When one speaks of “regression toward the mean” (average) they are speaking of the the phenomenon where an extreme measurement tends to move closer to the average upon successive measurements. As an investor, why should this concept interest you? How can it help you to be a better investor?
Doing justice to this concept within this blog post is not possible. Therefore, I seek to only drive home the most important points that will benefit investors. Regression towards the mean deals with extremes and how extremes are hard to maintain – especially to perpetuity. Tall parents may lead to taller children, but throughout successive generations limits are realized. If this wasn’t the case, we’d have 11′ tall people walking around. The same can be applied to investments. While many investments will rise or fall, they will have a more difficult time maintaining such a direction in the long-term.
Stocks that continue to rise and rise some more will meet greater and greater resistance as they move forward, all else being equal. If no ground breaking news, good or bad, is to break, the stock will eventually move back to the mean. Think of industries for a moment. Industries will be over-hyped or beaten down from time to time, but that does not mean that is their permanent home. Far from it. An industry that is overvalued or undervalued will have a difficult time maintaining such a position, unless something actually changes to cause their valuation to change (where the mean resides). If the mean (average) moves then the notion of ‘extreme’ moves.
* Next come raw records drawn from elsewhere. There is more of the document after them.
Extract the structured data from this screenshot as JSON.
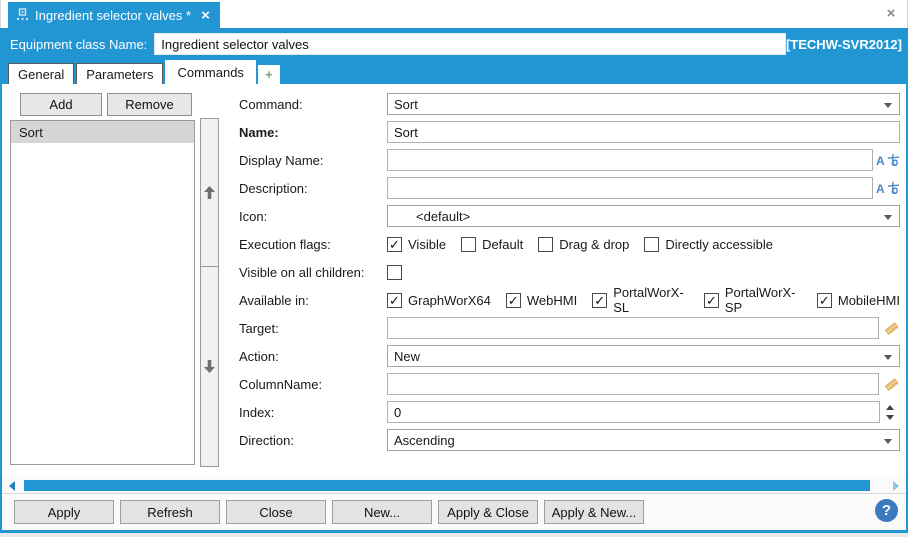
{
  "window": {
    "close_label": "×"
  },
  "doc_tab": {
    "title": "Ingredient selector valves *",
    "close_label": "×"
  },
  "header": {
    "label": "Equipment class Name:",
    "value": "Ingredient selector valves",
    "server": "[TECHW-SVR2012]"
  },
  "tabs": {
    "general": "General",
    "parameters": "Parameters",
    "commands": "Commands",
    "add_tab": "+"
  },
  "list_panel": {
    "add_label": "Add",
    "remove_label": "Remove",
    "items": [
      {
        "label": "Sort",
        "selected": true
      }
    ]
  },
  "form": {
    "command": {
      "label": "Command:",
      "value": "Sort"
    },
    "name": {
      "label": "Name:",
      "value": "Sort"
    },
    "display_name": {
      "label": "Display Name:",
      "value": ""
    },
    "description": {
      "label": "Description:",
      "value": ""
    },
    "icon": {
      "label": "Icon:",
      "value": "<default>"
    },
    "execution_flags": {
      "label": "Execution flags:",
      "options": [
        {
          "label": "Visible",
          "checked": true
        },
        {
          "label": "Default",
          "checked": false
        },
        {
          "label": "Drag & drop",
          "checked": false
        },
        {
          "label": "Directly accessible",
          "checked": false
        }
      ]
    },
    "visible_on_all_children": {
      "label": "Visible on all children:",
      "checked": false
    },
    "available_in": {
      "label": "Available in:",
      "options": [
        {
          "label": "GraphWorX64",
          "checked": true
        },
        {
          "label": "WebHMI",
          "checked": true
        },
        {
          "label": "PortalWorX-SL",
          "checked": true
        },
        {
          "label": "PortalWorX-SP",
          "checked": true
        },
        {
          "label": "MobileHMI",
          "checked": true
        }
      ]
    },
    "target": {
      "label": "Target:",
      "value": ""
    },
    "action": {
      "label": "Action:",
      "value": "New"
    },
    "columnname": {
      "label": "ColumnName:",
      "value": ""
    },
    "index": {
      "label": "Index:",
      "value": "0"
    },
    "direction": {
      "label": "Direction:",
      "value": "Ascending"
    }
  },
  "footer": {
    "buttons": [
      "Apply",
      "Refresh",
      "Close",
      "New...",
      "Apply & Close",
      "Apply & New..."
    ],
    "help_label": "?"
  },
  "colors": {
    "accent": "#2196d3",
    "tag_icon": "#e5b86a",
    "help_button": "#3a7abd"
  }
}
As an investor this concept should make you think more about those industries and/or specific stocks that trade at/near a 52 week high or at/near a 52 week low. Why are they trading at such levels? Is such a price movement an extreme reaction by the market? Or has new information changed the reality for that industry/stock so that its current price is not really at an extreme? If the situation aligns with the former (truly extreme), then consider the regression to the mean phenomenon. In the long-run you’ll be rewarded.
Two industries I see today that might be in the process of regressing back to the mean are the shipping and natural gas industries. Almost across the board, shipping has been beaten down since the recession started in 2008. The market’s perception of shipping is filled with bears, but are they overly bearish? Are things as bad as they are perceived by the whole? I tend to think the pendulum has swung too far to the negative side. Secondly, regarding natural gas, the resource has not seen the upswing in prices that other natural energy resources have, such as oil. Thinking long-term , are investors bullish enough today on natural gas given what we currently know and its implications for the coming years?
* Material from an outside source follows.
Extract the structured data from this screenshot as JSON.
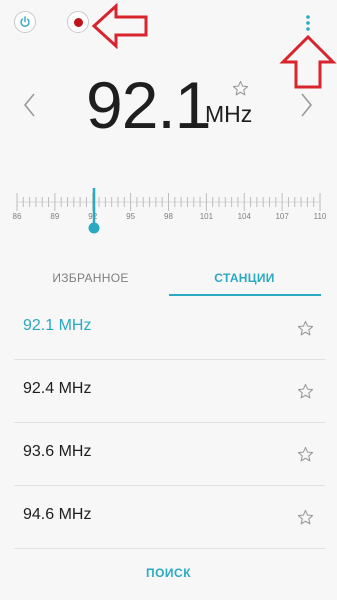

Regression towards the mean is a powerful concept for investors. Though it is powerful, it is not necessarily the golden ticket to a successful investing strategy. It is only one piece of the puzzle, but an important piece that should be considered every time you are sizing up an investment.